In less than a second an electric current containing a three-second message traveled approximately two miles, across the cold waters of the Pacific Northwest.
The signal began its journey from a marine radio tuned to emergency channel-16 in Peacock Spit, an ocean bar just off the southernmost tip of Washington State, to the Megler Mountain Tower, an antenna equipped with the Coast Guard’s Rescue 21 technology.
The signal’s journey ended on the monitors of Coast Guard watchrooms along the Washington and Oregon State coasts. There it was recorded and stored to be played back and reviewed. The information in that signal gave a line of bearing and an estimated distance to its originating source. Since the vessel could not be contacted again, this was all the information the rescuers had to go by other than six quick words.
“Coast Guard, Coast Guard, mayday, mayday!”
A crewmember had only enough time to shout those six quick words before the 32-foot vessel he was on, along with five other souls, capsized approximately two miles offshore.
The tower watchstander at Coast Guard Station Cape Disappointment, Wash., was briefed on the data contained in the signal.
“The only information known was the approximate bearing of the distress call, 266-degrees True off the Megler Tower,” said Seaman Christopher Moran, Station Cape Disappointment tower watchstander. “After being passed this little information, I headed to the tower along with Seaman Jennifer Bull. As soon as we entered the tower, I immediately started scanning through the binoculars.”
At that same time an MH-60 rescue helicopter crew from Group/Air Station Astoria, Ore., was inbound to Megler Mountain to initiate their search. When they reached the tower they followed the line of bearing towards the mouth of the Columbia River; 266-degrees True.
“As our surface and air assets were moving,” said Cmdr.
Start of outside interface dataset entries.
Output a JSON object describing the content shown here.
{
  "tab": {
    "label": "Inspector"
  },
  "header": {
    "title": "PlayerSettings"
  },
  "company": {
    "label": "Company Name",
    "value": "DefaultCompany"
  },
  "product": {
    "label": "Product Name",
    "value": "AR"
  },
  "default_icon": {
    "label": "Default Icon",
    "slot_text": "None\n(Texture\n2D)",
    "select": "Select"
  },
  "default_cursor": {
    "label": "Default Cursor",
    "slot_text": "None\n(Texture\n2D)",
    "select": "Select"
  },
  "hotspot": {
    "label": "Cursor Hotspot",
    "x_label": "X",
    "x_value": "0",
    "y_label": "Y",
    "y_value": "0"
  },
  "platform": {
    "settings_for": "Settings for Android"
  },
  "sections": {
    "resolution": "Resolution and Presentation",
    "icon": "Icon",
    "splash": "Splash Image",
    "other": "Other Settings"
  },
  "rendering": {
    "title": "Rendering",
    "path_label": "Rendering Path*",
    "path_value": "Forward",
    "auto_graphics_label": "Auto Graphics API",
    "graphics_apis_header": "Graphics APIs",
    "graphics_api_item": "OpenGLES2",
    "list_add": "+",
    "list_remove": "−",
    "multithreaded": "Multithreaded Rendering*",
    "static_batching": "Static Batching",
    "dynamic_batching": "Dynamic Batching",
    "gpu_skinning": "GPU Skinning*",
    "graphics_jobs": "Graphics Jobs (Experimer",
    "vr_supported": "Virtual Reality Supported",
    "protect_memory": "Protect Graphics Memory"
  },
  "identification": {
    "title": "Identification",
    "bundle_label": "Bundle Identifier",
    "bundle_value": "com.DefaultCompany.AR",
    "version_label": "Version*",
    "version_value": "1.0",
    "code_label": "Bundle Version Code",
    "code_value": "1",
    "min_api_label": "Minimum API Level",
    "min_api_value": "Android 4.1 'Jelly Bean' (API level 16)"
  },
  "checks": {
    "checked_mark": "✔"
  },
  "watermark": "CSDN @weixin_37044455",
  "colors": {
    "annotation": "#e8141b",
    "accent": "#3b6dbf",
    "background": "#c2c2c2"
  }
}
Jeffrey Kotson, Group/Air Station Astoria operations officer, “we plotted that 266, which takes you right over the mouth of the Columbia River and specifically just a little bit north of that. We had the watchstander peer through the big eyes at the tower at Cape Disappointment and told him to look in Clatsop Spit and look in Peacock Spit for any signs of distress.”
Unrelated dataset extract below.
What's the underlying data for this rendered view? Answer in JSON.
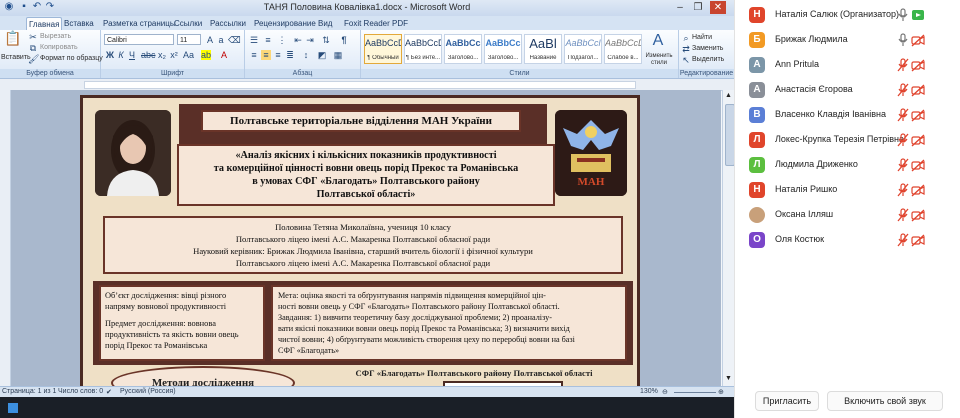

“It was at this time that I spotted a person standing on a vessel, waving bright orange objects in what appeared to be a signaling motion approximately one nautical mile offshore from Benson Beach,” said Moran. “It was apparent that the vessel was partially capsized at the time and the persons were waving in distress.”
All assets involved in the search were immediately diverted to this location to rescue the six Oregon Air National Guardsmen who were clinging to the top of their overturned vessel.
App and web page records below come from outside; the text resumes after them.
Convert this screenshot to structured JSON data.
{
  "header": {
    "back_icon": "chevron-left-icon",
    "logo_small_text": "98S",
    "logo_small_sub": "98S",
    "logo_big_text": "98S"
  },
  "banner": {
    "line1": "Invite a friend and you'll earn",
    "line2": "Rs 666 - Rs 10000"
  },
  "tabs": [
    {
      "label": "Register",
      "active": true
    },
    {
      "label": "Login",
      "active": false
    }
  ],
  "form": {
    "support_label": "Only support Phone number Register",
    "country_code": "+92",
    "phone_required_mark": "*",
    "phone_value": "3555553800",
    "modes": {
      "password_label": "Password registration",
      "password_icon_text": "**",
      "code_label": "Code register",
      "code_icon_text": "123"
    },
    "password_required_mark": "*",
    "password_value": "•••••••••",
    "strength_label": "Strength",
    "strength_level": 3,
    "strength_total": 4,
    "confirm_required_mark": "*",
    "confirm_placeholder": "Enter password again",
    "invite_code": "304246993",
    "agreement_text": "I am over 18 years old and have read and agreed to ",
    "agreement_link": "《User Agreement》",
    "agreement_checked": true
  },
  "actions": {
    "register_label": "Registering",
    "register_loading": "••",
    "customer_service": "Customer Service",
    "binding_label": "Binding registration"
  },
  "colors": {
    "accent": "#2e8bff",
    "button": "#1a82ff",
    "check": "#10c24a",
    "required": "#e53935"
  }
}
“In this case, an uncorrelated mayday, where the radio transmission does not include a position and nature of distress, the Rescue 21 communication system proved extremely valuable.” said Kotson.
With the new technology of Rescue 21 working alongside the old methods of a lookout, these men were found within minutes in a vast ocean.
The six men were brought safely aboard the 47-foot motor lifeboat from Station Cape Disappointment with the help of the rescue swimmer from the MH-60 helicopter.
A message traveling across marine radio frequency Channel-16 VHF for even a few seconds, will contain more than just a voice message. It will contain lifesaving information that will be passed along to the Guardians who are on their way to help.